Burnout has been proven to affect the psychological, emotional, and physical well-being of human service employees, organizations’ economic status, and those in care. Physical illness and mental health issues can be costs to individuals who provide care to others, with resulting increases to organizational overhead, and reductions of best-practices. This study seeks to provide information for Child and Youth Care educational institutions, Residential Child and Youth Care organizations, and individual Residential Child and Youth Care Workers about the importance of a unified awareness intervention to minimize burnout development and its effects. This qualitative study was developed to examine Residential Youth Care Workers perspectives of job stress, their knowledge of educational, organizational, and personal strategies available or practiced to deal with stress, factors that might contribute to stress development within their work cultures, and potential intervention(s) to assist decreasing burnout development. A semi structured interview format was utilized with recommendations for proactive strategies being drawn from the analysis and previous research.
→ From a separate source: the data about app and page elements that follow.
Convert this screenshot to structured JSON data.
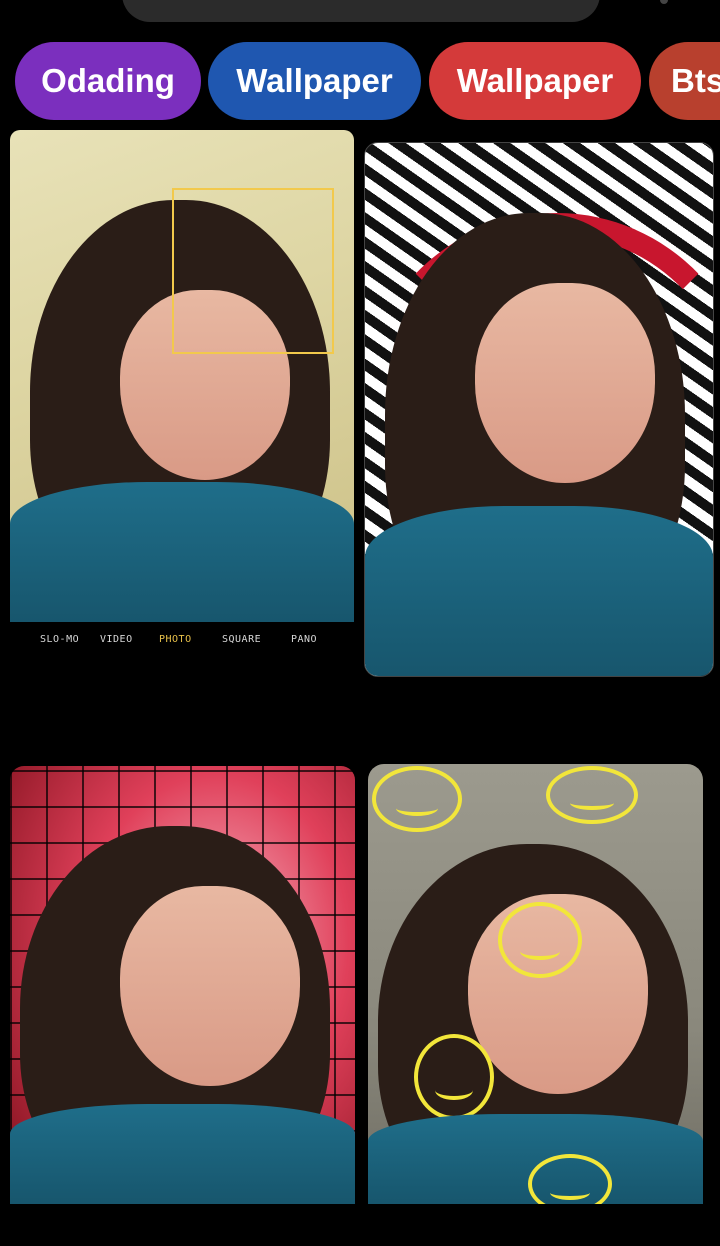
{
  "chips": [
    {
      "label": "Odading",
      "color": "#7b2fbe"
    },
    {
      "label": "Wallpaper",
      "color": "#1f57b0"
    },
    {
      "label": "Wallpaper",
      "color": "#d43a3a"
    },
    {
      "label": "Bts",
      "color": "#b8402e"
    }
  ],
  "camera_modes": [
    "SLO-MO",
    "VIDEO",
    "PHOTO",
    "SQUARE",
    "PANO"
  ],
  "active_mode": "PHOTO"
}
Residential youth care workers, mental health, youth care organizations, job stress